There’s plenty of wildlife in Paynes Prairie Preserve State Park near Gainesville, but the animals that visitors are most surprised to see in Florida are the bison and wild horses.
The bison are here because they used to live here – evidence suggests that when Spanish arrived, the great herds of American bison extended this far south.
As for the horses, the Spanish brought them, and the ones in the park are their descendants.
Paynes Prairie is a vast park (21,000 acres) that is special enough to be one of 18 Florida National Natural Landmarks. The broad savannah looks a little like the Everglades, spotted with wetlands and lakes. It is a great place for hiking, biking, camping and particularly wildlife viewing.
Because no roads cross the park, you access it from either its southern or its northern end, and each has its own attractions.
The northern end of the park has the justifiably famous La Chua Trail, where you can expect to see alligators. In winter, they’re piled in a heap in the marsh area at the start of the trail, near the Alachua Sink, a natural sinkhole that drains water collected on the marsh into the aquifer. They’re also lurking in the weeds along the trail. (Watch your step.)
The trail starts with a boardwalk with good views over the sink, the wetland and its wading birds.

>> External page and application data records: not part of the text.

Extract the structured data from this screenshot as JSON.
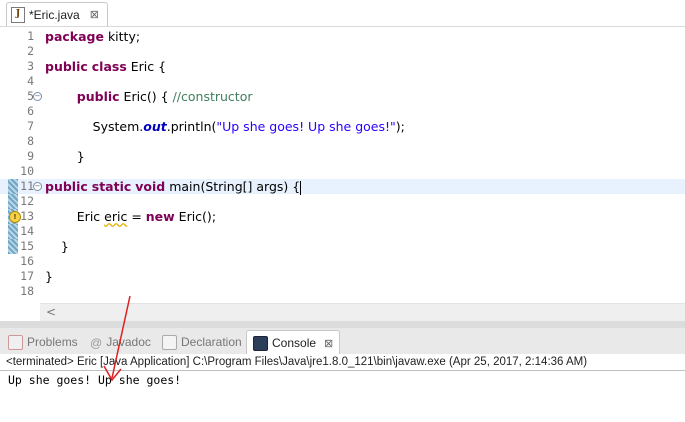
{
  "editor_tab": {
    "label": "*Eric.java",
    "close": "⊠"
  },
  "code_lines": [
    {
      "num": "1",
      "html": "<span class=\"kw\">package</span> kitty;"
    },
    {
      "num": "2",
      "html": ""
    },
    {
      "num": "3",
      "html": "<span class=\"kw\">public</span> <span class=\"kw\">class</span> Eric {"
    },
    {
      "num": "4",
      "html": ""
    },
    {
      "num": "5",
      "html": "        <span class=\"kw\">public</span> Eric() { <span class=\"cmt\">//constructor</span>",
      "fold": true
    },
    {
      "num": "6",
      "html": ""
    },
    {
      "num": "7",
      "html": "            System.<span class=\"fld\">out</span>.println(<span class=\"str\">\"Up she goes! Up she goes!\"</span>);"
    },
    {
      "num": "8",
      "html": ""
    },
    {
      "num": "9",
      "html": "        }"
    },
    {
      "num": "10",
      "html": ""
    },
    {
      "num": "11",
      "html": "<span class=\"kw\">public</span> <span class=\"kw\">static</span> <span class=\"kw\">void</span> main(String[] args) {<span class=\"caret\"></span>",
      "fold": true,
      "marker": true,
      "highlight": true
    },
    {
      "num": "12",
      "html": "",
      "marker": true
    },
    {
      "num": "13",
      "html": "        Eric <span class=\"warn\">eric</span> = <span class=\"kw\">new</span> Eric();",
      "marker": true,
      "warn": true
    },
    {
      "num": "14",
      "html": "",
      "marker": true
    },
    {
      "num": "15",
      "html": "    }",
      "marker": true
    },
    {
      "num": "16",
      "html": ""
    },
    {
      "num": "17",
      "html": "}"
    },
    {
      "num": "18",
      "html": ""
    }
  ],
  "hscroll": {
    "left_arrow": "<"
  },
  "panel_tabs": [
    {
      "label": "Problems",
      "icon": "problems-icon"
    },
    {
      "label": "Javadoc",
      "icon": "javadoc-icon"
    },
    {
      "label": "Declaration",
      "icon": "declaration-icon"
    },
    {
      "label": "Console",
      "icon": "console-icon",
      "close": "⊠"
    }
  ],
  "console": {
    "header": "<terminated> Eric [Java Application] C:\\Program Files\\Java\\jre1.8.0_121\\bin\\javaw.exe (Apr 25, 2017, 2:14:36 AM)",
    "output": "Up she goes! Up she goes!"
  },
  "colors": {
    "keyword": "#7f0055",
    "string": "#2a00ff",
    "comment": "#3f7f5f",
    "annotation_arrow": "#e02020"
  }
}
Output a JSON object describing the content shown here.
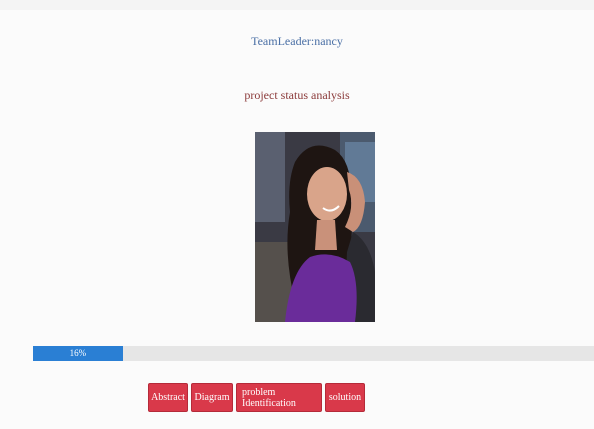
{
  "header": {
    "title": "TeamLeader:nancy",
    "subtitle": "project status analysis"
  },
  "photo": {
    "description_icon": "person-photo"
  },
  "progress": {
    "label": "16%",
    "value": 0.16
  },
  "actions": {
    "abstract_label": "Abstract",
    "diagram_label": "Diagram",
    "problem_label": "problem Identification",
    "solution_label": "solution",
    "button_color": "#d9394a"
  }
}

Beyond the boardwalk, a grassy trail extends 1.5 miles into the prairie with a wildlife viewing platform at the end. (In summer, you should take this walk only if well-prepared – there is no shade and temperatures can push 100.)
If you’re lucky, the La Chua Trail is also the best place to see the park’s wild horses. […]